(TASK TO CARRY OUT):
What lines in the entries hold the string "body"? List them.

(LISTED ENTRIES):
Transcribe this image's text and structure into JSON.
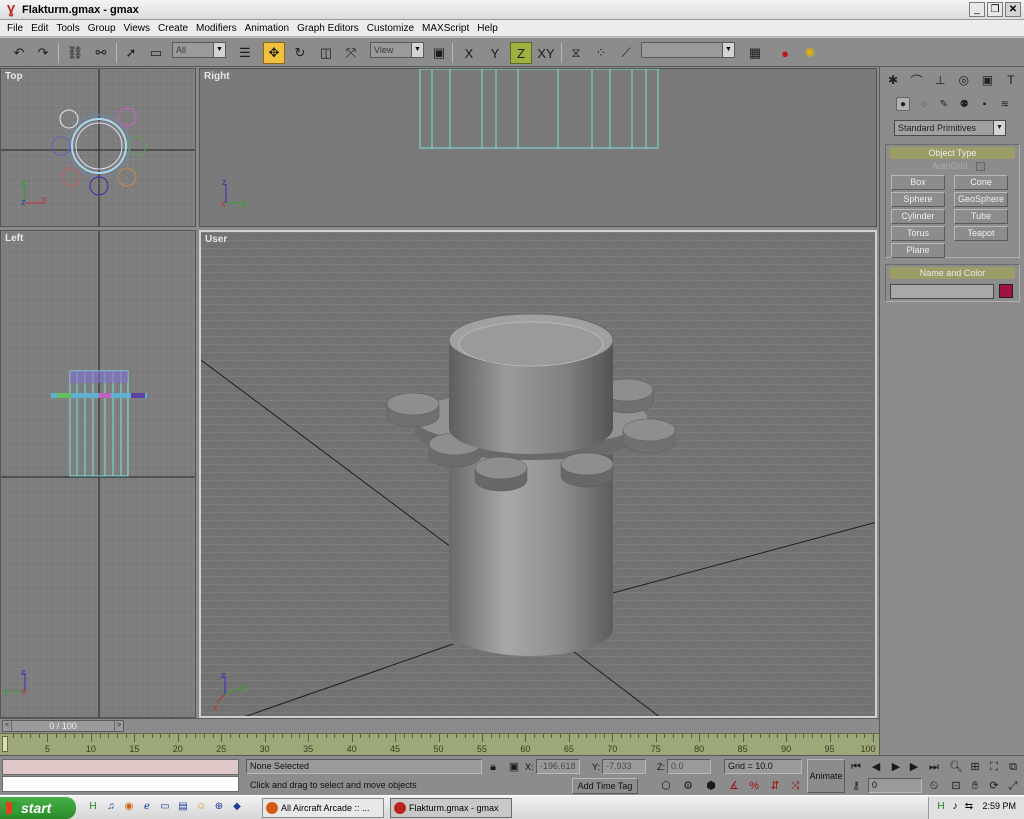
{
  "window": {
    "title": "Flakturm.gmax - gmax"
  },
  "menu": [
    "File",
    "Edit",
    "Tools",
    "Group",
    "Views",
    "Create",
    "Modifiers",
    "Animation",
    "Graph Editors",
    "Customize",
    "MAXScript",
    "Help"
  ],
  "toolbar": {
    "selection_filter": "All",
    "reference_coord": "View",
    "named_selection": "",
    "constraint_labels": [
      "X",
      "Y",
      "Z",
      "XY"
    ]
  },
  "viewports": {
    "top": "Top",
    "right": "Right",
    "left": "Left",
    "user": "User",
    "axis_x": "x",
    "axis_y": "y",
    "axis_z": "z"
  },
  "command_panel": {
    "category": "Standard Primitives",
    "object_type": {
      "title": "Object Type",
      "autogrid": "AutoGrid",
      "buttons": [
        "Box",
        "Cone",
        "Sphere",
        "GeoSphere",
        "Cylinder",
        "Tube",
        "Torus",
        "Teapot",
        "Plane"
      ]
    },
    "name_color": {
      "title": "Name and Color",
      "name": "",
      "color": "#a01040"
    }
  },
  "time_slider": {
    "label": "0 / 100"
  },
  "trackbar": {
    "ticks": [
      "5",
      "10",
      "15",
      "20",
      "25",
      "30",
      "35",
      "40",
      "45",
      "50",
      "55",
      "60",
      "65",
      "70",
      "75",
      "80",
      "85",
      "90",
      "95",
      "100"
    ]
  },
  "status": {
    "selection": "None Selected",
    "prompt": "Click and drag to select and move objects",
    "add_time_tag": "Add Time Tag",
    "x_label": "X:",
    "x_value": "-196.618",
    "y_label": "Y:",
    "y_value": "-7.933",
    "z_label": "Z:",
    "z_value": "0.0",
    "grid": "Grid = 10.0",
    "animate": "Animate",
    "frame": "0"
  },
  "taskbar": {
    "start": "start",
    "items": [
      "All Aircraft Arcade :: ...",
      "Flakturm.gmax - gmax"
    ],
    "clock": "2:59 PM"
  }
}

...

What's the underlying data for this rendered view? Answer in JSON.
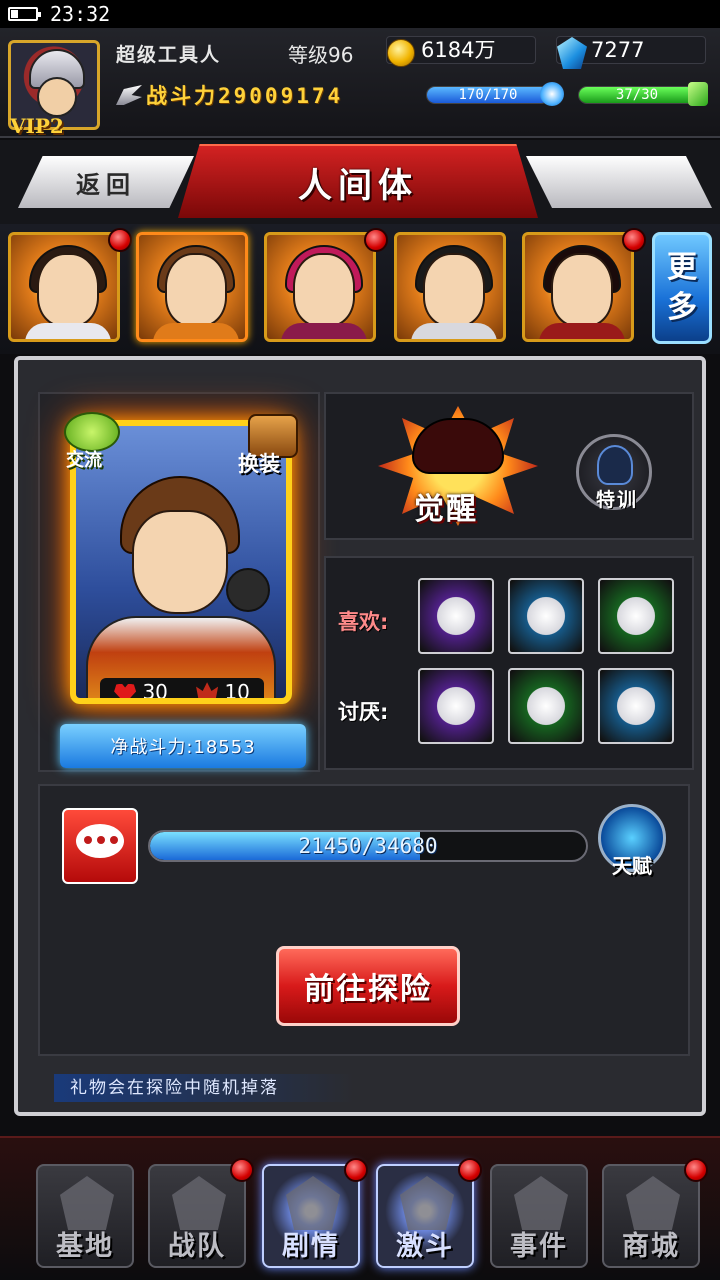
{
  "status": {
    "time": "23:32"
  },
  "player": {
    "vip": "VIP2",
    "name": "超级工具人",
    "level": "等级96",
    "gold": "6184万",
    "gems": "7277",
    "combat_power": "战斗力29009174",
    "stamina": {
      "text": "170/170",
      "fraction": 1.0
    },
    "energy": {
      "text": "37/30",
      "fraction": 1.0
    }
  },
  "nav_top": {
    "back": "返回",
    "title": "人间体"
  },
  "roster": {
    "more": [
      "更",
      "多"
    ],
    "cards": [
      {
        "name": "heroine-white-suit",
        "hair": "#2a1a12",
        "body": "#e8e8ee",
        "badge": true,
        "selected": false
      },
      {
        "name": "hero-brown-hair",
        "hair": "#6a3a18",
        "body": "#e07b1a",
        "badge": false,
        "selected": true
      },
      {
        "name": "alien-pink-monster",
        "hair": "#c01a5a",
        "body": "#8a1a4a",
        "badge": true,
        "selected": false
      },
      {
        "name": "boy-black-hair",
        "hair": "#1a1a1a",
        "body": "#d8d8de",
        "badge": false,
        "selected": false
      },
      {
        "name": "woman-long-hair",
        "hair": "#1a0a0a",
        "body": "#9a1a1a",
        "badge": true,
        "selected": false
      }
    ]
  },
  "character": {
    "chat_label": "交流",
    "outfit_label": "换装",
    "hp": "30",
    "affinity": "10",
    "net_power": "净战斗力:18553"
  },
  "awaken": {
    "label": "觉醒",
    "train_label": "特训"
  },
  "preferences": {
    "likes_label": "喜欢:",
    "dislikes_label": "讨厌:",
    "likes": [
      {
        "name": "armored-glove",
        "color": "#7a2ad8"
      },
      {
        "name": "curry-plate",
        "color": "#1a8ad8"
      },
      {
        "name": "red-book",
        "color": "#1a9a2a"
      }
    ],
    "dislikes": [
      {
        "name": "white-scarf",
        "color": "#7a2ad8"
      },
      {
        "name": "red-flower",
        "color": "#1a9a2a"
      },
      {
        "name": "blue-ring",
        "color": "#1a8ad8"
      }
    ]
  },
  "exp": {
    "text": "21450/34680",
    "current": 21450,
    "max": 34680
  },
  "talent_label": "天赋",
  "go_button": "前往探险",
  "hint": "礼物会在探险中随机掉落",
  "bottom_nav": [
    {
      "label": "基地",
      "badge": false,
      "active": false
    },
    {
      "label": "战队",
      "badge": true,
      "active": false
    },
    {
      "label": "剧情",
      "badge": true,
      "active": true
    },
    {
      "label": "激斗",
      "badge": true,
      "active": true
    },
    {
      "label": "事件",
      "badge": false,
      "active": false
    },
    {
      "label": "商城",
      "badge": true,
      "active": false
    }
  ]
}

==

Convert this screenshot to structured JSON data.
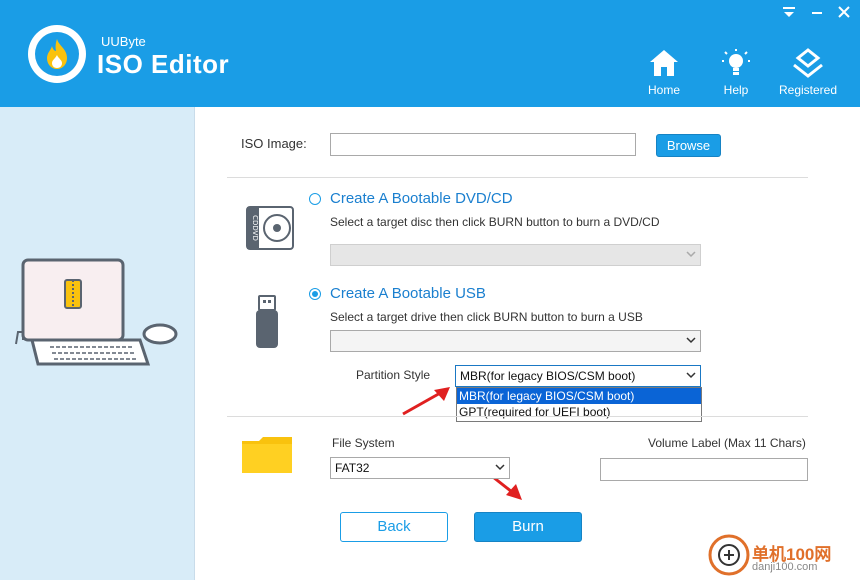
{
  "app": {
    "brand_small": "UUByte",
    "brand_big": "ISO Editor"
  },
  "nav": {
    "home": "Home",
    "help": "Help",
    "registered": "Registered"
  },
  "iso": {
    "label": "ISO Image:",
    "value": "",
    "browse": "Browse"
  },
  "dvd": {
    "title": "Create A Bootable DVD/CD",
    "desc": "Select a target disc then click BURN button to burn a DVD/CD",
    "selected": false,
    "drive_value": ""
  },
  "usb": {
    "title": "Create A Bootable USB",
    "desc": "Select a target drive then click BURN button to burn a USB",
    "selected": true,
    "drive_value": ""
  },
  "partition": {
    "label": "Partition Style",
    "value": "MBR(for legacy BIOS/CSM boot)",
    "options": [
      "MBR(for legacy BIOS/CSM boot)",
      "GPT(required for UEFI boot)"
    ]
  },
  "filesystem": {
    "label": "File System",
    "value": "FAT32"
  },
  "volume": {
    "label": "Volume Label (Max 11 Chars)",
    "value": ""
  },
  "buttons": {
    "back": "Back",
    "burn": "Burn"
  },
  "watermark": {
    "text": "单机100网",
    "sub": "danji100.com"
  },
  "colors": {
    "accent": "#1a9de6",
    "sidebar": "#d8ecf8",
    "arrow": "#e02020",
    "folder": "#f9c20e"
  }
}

(WRITTEN RESPONSE):
        "body": "#e8e8ee",
        "body": "#e07b1a",
        "body": "#8a1a4a",
        "body": "#d8d8de",
        "body": "#9a1a1a",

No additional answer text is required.